SUPPLIED INFORMATION

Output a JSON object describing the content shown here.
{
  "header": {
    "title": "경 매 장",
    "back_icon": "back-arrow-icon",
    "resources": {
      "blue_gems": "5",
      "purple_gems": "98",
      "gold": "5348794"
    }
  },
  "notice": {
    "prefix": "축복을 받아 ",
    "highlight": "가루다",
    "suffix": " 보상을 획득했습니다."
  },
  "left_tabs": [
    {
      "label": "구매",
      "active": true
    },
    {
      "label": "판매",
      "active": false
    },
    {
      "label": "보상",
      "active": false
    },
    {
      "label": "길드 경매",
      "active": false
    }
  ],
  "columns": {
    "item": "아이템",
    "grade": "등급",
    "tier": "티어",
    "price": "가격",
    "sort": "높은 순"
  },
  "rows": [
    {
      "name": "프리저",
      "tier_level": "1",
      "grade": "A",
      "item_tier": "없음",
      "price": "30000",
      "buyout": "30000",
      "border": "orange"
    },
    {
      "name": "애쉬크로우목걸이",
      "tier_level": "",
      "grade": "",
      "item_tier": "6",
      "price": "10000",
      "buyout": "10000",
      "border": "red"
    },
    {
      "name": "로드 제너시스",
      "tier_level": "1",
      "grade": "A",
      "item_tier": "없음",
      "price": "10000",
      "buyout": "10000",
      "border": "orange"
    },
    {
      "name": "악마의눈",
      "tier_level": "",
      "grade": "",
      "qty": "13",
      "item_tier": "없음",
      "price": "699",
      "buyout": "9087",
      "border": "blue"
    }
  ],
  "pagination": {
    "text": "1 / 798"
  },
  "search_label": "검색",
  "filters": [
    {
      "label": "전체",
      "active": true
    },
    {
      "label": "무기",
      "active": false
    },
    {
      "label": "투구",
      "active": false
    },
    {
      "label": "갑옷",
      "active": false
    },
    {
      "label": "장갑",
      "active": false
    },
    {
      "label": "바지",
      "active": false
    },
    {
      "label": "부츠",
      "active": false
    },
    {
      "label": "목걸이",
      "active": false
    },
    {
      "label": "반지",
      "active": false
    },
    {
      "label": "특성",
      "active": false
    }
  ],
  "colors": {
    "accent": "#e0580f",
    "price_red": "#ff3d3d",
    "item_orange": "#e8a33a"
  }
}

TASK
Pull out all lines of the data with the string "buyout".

RESULT OF THE TASK
      "buyout": "30000",
      "buyout": "10000",
      "buyout": "10000",
      "buyout": "9087",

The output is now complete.